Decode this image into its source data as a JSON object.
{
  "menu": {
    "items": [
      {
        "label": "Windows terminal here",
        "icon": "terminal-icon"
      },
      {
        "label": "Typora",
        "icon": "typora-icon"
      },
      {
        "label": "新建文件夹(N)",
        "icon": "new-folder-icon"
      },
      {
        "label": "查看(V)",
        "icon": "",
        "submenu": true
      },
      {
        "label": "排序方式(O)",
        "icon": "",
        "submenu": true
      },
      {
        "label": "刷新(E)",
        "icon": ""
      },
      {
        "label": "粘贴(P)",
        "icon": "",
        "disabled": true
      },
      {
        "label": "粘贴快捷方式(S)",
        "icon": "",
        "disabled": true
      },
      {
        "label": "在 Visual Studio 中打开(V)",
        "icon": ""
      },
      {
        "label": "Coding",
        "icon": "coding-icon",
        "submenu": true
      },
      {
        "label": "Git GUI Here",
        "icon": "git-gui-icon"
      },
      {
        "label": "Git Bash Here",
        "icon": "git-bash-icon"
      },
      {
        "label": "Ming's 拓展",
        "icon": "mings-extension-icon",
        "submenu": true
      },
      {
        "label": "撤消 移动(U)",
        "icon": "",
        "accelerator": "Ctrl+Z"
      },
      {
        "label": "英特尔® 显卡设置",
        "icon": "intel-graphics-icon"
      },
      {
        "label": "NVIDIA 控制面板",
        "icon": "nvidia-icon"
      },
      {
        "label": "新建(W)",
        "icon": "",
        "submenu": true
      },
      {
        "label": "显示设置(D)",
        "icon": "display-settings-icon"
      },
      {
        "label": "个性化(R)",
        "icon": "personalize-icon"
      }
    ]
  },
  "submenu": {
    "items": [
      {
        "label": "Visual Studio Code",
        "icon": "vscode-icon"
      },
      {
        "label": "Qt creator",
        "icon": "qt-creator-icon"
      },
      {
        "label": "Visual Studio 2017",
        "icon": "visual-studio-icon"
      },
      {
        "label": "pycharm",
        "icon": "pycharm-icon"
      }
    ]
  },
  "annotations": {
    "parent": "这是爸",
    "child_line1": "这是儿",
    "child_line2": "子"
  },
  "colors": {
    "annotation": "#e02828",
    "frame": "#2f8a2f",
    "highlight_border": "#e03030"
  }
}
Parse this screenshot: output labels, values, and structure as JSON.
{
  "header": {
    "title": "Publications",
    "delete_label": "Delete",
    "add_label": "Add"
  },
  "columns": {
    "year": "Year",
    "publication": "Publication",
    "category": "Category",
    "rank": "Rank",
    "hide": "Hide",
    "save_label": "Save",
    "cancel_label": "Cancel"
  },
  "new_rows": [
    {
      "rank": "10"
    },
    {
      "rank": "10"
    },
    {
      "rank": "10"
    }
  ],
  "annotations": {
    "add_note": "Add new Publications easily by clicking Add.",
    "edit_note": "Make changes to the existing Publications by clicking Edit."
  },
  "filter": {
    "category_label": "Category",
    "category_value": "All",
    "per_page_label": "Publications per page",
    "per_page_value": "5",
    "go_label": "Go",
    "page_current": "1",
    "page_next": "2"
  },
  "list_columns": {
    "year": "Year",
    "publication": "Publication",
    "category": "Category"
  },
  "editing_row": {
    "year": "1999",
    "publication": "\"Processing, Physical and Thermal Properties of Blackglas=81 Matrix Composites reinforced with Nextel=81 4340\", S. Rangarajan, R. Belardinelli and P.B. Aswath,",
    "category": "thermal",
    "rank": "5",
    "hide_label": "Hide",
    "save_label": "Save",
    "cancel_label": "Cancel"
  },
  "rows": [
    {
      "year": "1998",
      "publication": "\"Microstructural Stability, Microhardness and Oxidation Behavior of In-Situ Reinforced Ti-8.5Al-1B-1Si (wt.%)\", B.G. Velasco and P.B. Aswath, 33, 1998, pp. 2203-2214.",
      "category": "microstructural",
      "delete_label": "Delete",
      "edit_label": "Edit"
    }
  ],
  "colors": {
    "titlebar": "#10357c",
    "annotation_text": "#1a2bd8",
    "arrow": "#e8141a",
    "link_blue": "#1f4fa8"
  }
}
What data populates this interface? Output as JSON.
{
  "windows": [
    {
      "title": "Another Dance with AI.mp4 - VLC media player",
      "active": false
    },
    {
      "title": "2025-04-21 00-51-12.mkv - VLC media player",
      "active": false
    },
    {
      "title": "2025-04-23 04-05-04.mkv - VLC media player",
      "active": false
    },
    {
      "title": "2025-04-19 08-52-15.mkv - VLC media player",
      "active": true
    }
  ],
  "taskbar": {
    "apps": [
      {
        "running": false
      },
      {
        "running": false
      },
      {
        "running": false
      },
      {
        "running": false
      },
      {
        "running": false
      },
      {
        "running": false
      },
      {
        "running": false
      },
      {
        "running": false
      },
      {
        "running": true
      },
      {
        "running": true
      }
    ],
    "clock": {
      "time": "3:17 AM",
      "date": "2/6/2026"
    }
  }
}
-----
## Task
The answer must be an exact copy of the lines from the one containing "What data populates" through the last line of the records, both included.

## Exercise result
What data populates this interface? Output as JSON.
{
  "windows": [
    {
      "title": "Another Dance with AI.mp4 - VLC media player",
      "active": false
    },
    {
      "title": "2025-04-21 00-51-12.mkv - VLC media player",
      "active": false
    },
    {
      "title": "2025-04-23 04-05-04.mkv - VLC media player",
      "active": false
    },
    {
      "title": "2025-04-19 08-52-15.mkv - VLC media player",
      "active": true
    }
  ],
  "taskbar": {
    "apps": [
      {
        "running": false
      },
      {
        "running": false
      },
      {
        "running": false
      },
      {
        "running": false
      },
      {
        "running": false
      },
      {
        "running": false
      },
      {
        "running": false
      },
      {
        "running": false
      },
      {
        "running": true
      },
      {
        "running": true
      }
    ],
    "clock": {
      "time": "3:17 AM",
      "date": "2/6/2026"
    }
  }
}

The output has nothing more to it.